SOURCE RECORDS below:

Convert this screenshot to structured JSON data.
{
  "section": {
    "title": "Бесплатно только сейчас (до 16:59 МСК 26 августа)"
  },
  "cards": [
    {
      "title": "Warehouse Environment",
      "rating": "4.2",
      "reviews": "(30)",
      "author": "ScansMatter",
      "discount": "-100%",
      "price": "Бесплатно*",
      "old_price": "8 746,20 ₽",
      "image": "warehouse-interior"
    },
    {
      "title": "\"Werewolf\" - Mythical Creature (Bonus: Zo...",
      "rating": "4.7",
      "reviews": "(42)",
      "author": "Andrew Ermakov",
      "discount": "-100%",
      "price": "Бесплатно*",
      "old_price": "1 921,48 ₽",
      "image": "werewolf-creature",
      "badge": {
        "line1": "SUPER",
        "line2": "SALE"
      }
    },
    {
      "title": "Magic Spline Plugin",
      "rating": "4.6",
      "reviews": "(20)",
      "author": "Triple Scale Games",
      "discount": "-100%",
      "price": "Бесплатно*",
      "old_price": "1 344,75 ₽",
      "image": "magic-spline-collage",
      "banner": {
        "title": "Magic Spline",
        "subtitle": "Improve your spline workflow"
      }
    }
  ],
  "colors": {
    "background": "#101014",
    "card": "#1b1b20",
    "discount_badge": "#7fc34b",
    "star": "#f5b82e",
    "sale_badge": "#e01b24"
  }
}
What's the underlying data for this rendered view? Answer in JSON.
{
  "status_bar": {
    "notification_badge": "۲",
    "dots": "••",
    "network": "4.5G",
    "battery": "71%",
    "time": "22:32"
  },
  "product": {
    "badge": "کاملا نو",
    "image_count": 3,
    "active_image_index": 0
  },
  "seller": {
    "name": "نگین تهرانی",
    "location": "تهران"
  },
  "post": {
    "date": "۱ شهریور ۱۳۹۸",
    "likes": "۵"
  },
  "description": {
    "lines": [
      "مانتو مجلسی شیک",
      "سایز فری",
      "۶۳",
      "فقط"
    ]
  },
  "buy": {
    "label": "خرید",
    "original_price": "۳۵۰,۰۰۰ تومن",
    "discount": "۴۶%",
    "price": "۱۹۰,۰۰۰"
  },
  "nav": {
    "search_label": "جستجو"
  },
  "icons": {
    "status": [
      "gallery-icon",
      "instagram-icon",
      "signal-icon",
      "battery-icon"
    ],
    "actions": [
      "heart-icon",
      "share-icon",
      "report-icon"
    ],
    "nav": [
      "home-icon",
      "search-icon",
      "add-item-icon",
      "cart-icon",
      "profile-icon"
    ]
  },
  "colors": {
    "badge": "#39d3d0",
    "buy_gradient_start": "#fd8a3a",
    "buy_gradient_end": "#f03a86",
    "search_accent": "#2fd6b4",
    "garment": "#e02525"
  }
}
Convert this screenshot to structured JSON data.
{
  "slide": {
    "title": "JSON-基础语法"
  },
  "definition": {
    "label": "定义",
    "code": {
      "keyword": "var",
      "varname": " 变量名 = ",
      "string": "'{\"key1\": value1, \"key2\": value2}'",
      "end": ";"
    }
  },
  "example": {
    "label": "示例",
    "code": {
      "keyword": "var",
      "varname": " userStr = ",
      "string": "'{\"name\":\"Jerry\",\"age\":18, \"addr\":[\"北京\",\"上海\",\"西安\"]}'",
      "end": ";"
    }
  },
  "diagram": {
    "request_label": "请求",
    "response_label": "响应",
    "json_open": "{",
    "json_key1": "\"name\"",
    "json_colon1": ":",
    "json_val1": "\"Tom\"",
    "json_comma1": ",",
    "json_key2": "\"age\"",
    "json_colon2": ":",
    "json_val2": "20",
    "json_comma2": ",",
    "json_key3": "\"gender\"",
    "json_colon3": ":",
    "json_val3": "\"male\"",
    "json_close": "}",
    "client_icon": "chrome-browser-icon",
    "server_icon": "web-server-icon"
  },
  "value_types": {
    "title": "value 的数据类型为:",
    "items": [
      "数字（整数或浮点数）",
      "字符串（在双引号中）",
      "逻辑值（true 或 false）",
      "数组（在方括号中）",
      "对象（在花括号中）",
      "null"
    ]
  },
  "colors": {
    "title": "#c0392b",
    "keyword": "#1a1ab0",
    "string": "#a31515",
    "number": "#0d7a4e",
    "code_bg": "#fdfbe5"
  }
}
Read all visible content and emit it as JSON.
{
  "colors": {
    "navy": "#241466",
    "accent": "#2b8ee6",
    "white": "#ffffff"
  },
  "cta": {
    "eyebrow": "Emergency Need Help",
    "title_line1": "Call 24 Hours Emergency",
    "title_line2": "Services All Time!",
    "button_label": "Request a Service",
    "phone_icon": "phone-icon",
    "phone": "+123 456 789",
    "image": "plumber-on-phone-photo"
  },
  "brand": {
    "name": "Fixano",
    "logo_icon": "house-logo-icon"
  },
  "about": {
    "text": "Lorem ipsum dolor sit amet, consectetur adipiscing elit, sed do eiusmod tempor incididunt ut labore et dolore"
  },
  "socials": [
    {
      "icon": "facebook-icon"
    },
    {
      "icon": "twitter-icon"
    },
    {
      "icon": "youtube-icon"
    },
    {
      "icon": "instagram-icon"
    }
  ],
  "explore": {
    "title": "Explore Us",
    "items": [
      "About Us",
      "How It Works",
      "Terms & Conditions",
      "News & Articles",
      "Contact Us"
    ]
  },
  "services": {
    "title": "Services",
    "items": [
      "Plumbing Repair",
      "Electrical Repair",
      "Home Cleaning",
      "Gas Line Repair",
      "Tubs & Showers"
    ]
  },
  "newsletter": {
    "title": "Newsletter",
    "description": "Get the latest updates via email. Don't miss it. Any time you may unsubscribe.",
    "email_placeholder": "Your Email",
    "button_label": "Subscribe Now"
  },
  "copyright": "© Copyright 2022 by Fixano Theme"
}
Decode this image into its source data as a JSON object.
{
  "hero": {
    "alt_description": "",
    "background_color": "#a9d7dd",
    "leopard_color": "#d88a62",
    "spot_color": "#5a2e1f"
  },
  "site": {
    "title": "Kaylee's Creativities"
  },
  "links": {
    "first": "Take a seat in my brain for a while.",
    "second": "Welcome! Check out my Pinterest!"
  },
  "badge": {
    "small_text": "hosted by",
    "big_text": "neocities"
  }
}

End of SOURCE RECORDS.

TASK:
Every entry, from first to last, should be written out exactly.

ANSWER SPACE:
Convert this screenshot to structured JSON data.
{
  "section": {
    "title": "Бесплатно только сейчас (до 16:59 МСК 26 августа)"
  },
  "cards": [
    {
      "title": "Warehouse Environment",
      "rating": "4.2",
      "reviews": "(30)",
      "author": "ScansMatter",
      "discount": "-100%",
      "price": "Бесплатно*",
      "old_price": "8 746,20 ₽",
      "image": "warehouse-interior"
    },
    {
      "title": "\"Werewolf\" - Mythical Creature (Bonus: Zo...",
      "rating": "4.7",
      "reviews": "(42)",
      "author": "Andrew Ermakov",
      "discount": "-100%",
      "price": "Бесплатно*",
      "old_price": "1 921,48 ₽",
      "image": "werewolf-creature",
      "badge": {
        "line1": "SUPER",
        "line2": "SALE"
      }
    },
    {
      "title": "Magic Spline Plugin",
      "rating": "4.6",
      "reviews": "(20)",
      "author": "Triple Scale Games",
      "discount": "-100%",
      "price": "Бесплатно*",
      "old_price": "1 344,75 ₽",
      "image": "magic-spline-collage",
      "banner": {
        "title": "Magic Spline",
        "subtitle": "Improve your spline workflow"
      }
    }
  ],
  "colors": {
    "background": "#101014",
    "card": "#1b1b20",
    "discount_badge": "#7fc34b",
    "star": "#f5b82e",
    "sale_badge": "#e01b24"
  }
}
What's the underlying data for this rendered view? Answer in JSON.
{
  "status_bar": {
    "notification_badge": "۲",
    "dots": "••",
    "network": "4.5G",
    "battery": "71%",
    "time": "22:32"
  },
  "product": {
    "badge": "کاملا نو",
    "image_count": 3,
    "active_image_index": 0
  },
  "seller": {
    "name": "نگین تهرانی",
    "location": "تهران"
  },
  "post": {
    "date": "۱ شهریور ۱۳۹۸",
    "likes": "۵"
  },
  "description": {
    "lines": [
      "مانتو مجلسی شیک",
      "سایز فری",
      "۶۳",
      "فقط"
    ]
  },
  "buy": {
    "label": "خرید",
    "original_price": "۳۵۰,۰۰۰ تومن",
    "discount": "۴۶%",
    "price": "۱۹۰,۰۰۰"
  },
  "nav": {
    "search_label": "جستجو"
  },
  "icons": {
    "status": [
      "gallery-icon",
      "instagram-icon",
      "signal-icon",
      "battery-icon"
    ],
    "actions": [
      "heart-icon",
      "share-icon",
      "report-icon"
    ],
    "nav": [
      "home-icon",
      "search-icon",
      "add-item-icon",
      "cart-icon",
      "profile-icon"
    ]
  },
  "colors": {
    "badge": "#39d3d0",
    "buy_gradient_start": "#fd8a3a",
    "buy_gradient_end": "#f03a86",
    "search_accent": "#2fd6b4",
    "garment": "#e02525"
  }
}
Convert this screenshot to structured JSON data.
{
  "slide": {
    "title": "JSON-基础语法"
  },
  "definition": {
    "label": "定义",
    "code": {
      "keyword": "var",
      "varname": " 变量名 = ",
      "string": "'{\"key1\": value1, \"key2\": value2}'",
      "end": ";"
    }
  },
  "example": {
    "label": "示例",
    "code": {
      "keyword": "var",
      "varname": " userStr = ",
      "string": "'{\"name\":\"Jerry\",\"age\":18, \"addr\":[\"北京\",\"上海\",\"西安\"]}'",
      "end": ";"
    }
  },
  "diagram": {
    "request_label": "请求",
    "response_label": "响应",
    "json_open": "{",
    "json_key1": "\"name\"",
    "json_colon1": ":",
    "json_val1": "\"Tom\"",
    "json_comma1": ",",
    "json_key2": "\"age\"",
    "json_colon2": ":",
    "json_val2": "20",
    "json_comma2": ",",
    "json_key3": "\"gender\"",
    "json_colon3": ":",
    "json_val3": "\"male\"",
    "json_close": "}",
    "client_icon": "chrome-browser-icon",
    "server_icon": "web-server-icon"
  },
  "value_types": {
    "title": "value 的数据类型为:",
    "items": [
      "数字（整数或浮点数）",
      "字符串（在双引号中）",
      "逻辑值（true 或 false）",
      "数组（在方括号中）",
      "对象（在花括号中）",
      "null"
    ]
  },
  "colors": {
    "title": "#c0392b",
    "keyword": "#1a1ab0",
    "string": "#a31515",
    "number": "#0d7a4e",
    "code_bg": "#fdfbe5"
  }
}
Read all visible content and emit it as JSON.
{
  "colors": {
    "navy": "#241466",
    "accent": "#2b8ee6",
    "white": "#ffffff"
  },
  "cta": {
    "eyebrow": "Emergency Need Help",
    "title_line1": "Call 24 Hours Emergency",
    "title_line2": "Services All Time!",
    "button_label": "Request a Service",
    "phone_icon": "phone-icon",
    "phone": "+123 456 789",
    "image": "plumber-on-phone-photo"
  },
  "brand": {
    "name": "Fixano",
    "logo_icon": "house-logo-icon"
  },
  "about": {
    "text": "Lorem ipsum dolor sit amet, consectetur adipiscing elit, sed do eiusmod tempor incididunt ut labore et dolore"
  },
  "socials": [
    {
      "icon": "facebook-icon"
    },
    {
      "icon": "twitter-icon"
    },
    {
      "icon": "youtube-icon"
    },
    {
      "icon": "instagram-icon"
    }
  ],
  "explore": {
    "title": "Explore Us",
    "items": [
      "About Us",
      "How It Works",
      "Terms & Conditions",
      "News & Articles",
      "Contact Us"
    ]
  },
  "services": {
    "title": "Services",
    "items": [
      "Plumbing Repair",
      "Electrical Repair",
      "Home Cleaning",
      "Gas Line Repair",
      "Tubs & Showers"
    ]
  },
  "newsletter": {
    "title": "Newsletter",
    "description": "Get the latest updates via email. Don't miss it. Any time you may unsubscribe.",
    "email_placeholder": "Your Email",
    "button_label": "Subscribe Now"
  },
  "copyright": "© Copyright 2022 by Fixano Theme"
}
Decode this image into its source data as a JSON object.
{
  "hero": {
    "alt_description": "",
    "background_color": "#a9d7dd",
    "leopard_color": "#d88a62",
    "spot_color": "#5a2e1f"
  },
  "site": {
    "title": "Kaylee's Creativities"
  },
  "links": {
    "first": "Take a seat in my brain for a while.",
    "second": "Welcome! Check out my Pinterest!"
  },
  "badge": {
    "small_text": "hosted by",
    "big_text": "neocities"
  }
}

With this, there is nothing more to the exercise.